Another area that has really taken off at TKA is the jazz program. Lowe credits this growth to three things: 1) He sets the bar for his students to perform at a professional level. “We take recordings of professional jazz bands and aim to play and perform at that level,” he says. 2) “Night of Jazz” concerts are scheduled throughout the school year where the jazz ensemble performs 14 or more jazz charts to sold-out audiences. Special guest artists like Duffy Jackson and Wayne Bergeron have performed with the band. 3) The jazz band consistently performs for the community. “This is a vital part of the program. Performing at retirement communities, charitable events and downtown marketplaces allows us to share the joy of music, and it opens the eyes and minds of my students to fully realize the power and impact that music can have on people,” Lowe says.
Lowe also spends time planning for the marching band’s halftime shows. “My goal with my halftime show is to produce a show that is modern and contemporary while creating an experience that isn’t typical for a high school marching band,” Lowe says. “I plan to the strengths of my program, which change each year. This year, I have an amazing singer, so I designed the show around her.”
The show included pyrotechnics, a specially choreographed dance routine and costumes that fit the style of the music. “I knew we would be compared to a Super Bowl halftime show because that is the standard and level that we aim to achieve,” Lowe says. “This was the first year we did a performance like this, and it surprised and shocked the audience in an impressive way.
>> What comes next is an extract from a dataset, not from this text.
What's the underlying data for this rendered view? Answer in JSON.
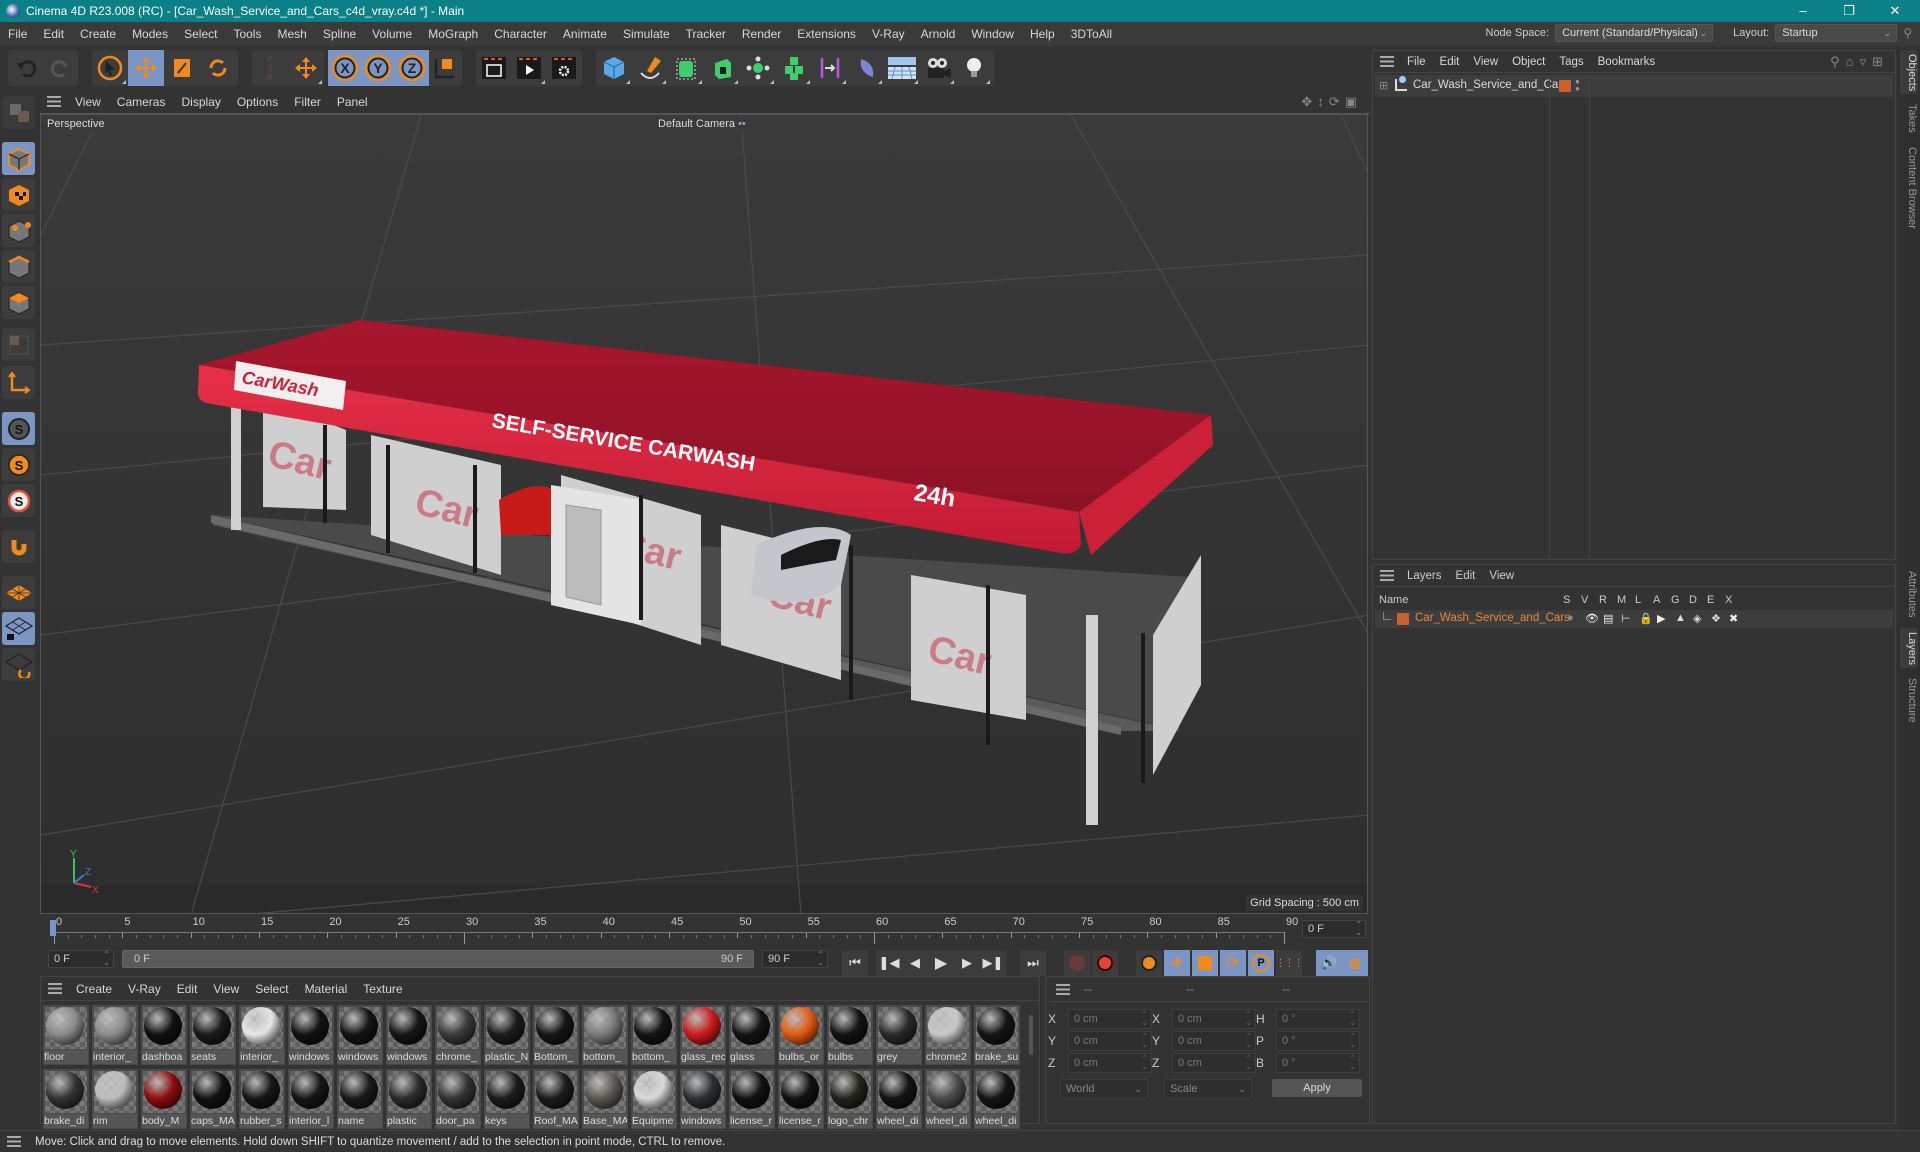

But next year might be completely different, and I am completely fine with that because it allows me to be creative and modern with my approach and design.”